Dubai: No-Objection Certificates (NOC) for a property transfer in Dubai can now be done electronically – a step that will speed up the process and, potentially, reduce cost for the seller.
The e-NOC system went live at Dubai Land Department on Sunday. Currently, these NoCs are issued by the developer or the concerned owner association (OA) management company. And they typically charge between Dh1,500-Dh3,000 for the same. In some instances, getting the OK cost the owner even Dh5,000.
“Whether it’s a one-year old property or 10 years, developers/OAs are still demanding – and getting – a fee for the NOC issue,” said a property owner currently selling a unit at Dubai Silicon Oasis. “I was asked for Dh1,500, even though I had no outstanding payments of any sort with the developer or the property management firm.
“It’s an unwarranted charge and should not be added as a burden on the seller.”
The Land Department has not prescribed any fees that property sellers should be paying for the e-NOCs, and that’s what is giving owners a lot of hope.

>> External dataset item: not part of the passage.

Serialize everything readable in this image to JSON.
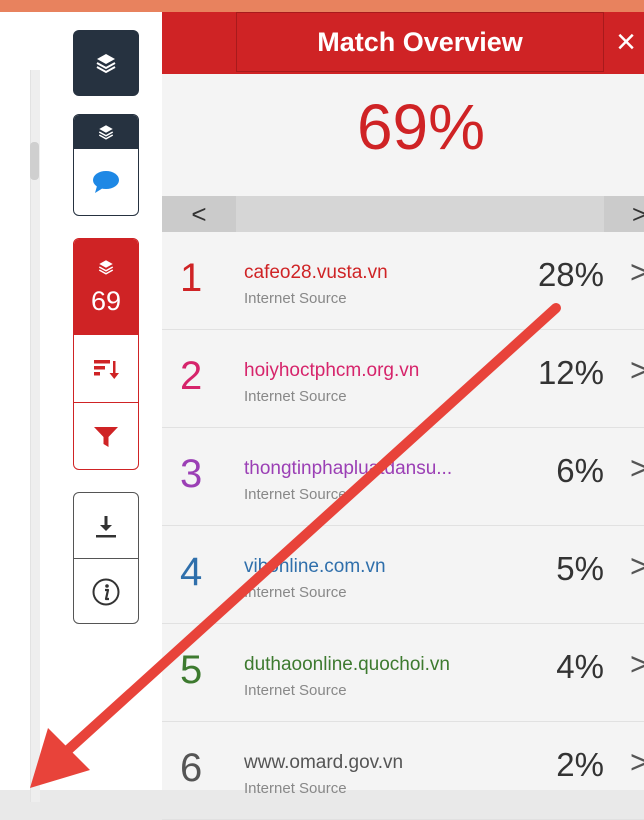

Do it electronically
According to some market sources, with the Land Department launching eNOC, the need for the seller to involve the developer is cut off. If that’s the case, there is also no need for the seller to make the obligatory payment to the developer/OA.
The Land Department – and RERA (Real Estate Regulatory Agency) – have been pushing more of the transaction process involving property buying and selling onto online channels. This includes valuation and registration checks and a lot more. The launch of eNOC is the latest in the online evolution.
Go through ‘REST’
These are the steps to be done in the transaction:
• Login to DubaiREST as an owner;
• Select the property to apply for the eNOC service;
• Click on the service menu then select eNOC request;
• Submit the request; and
• The owner will be notified once the request is approved or rejected by the OA management company.
Now, the OA company is still involved in clearing the transaction. But since all these processes are conducted through the Land Department’s DubaiREST portal, industry sources suggest much of the leeway OAs enjoyed in charging for NOCs is reduced.
Once the approval for the eNOC is received, the owner must contact the registration trustee office to conduct the property sale.
“No effort should be spared to remove “hidden” – or not so hidden – charges in the property market,” said a market source. “If there are no dues left, why should it cost a property owner any additional sum just to get a certificate from the OAE firm?
“The Land Department is doing the right thing adding more features to their portal and making the whole transaction experience as transparent as possible.”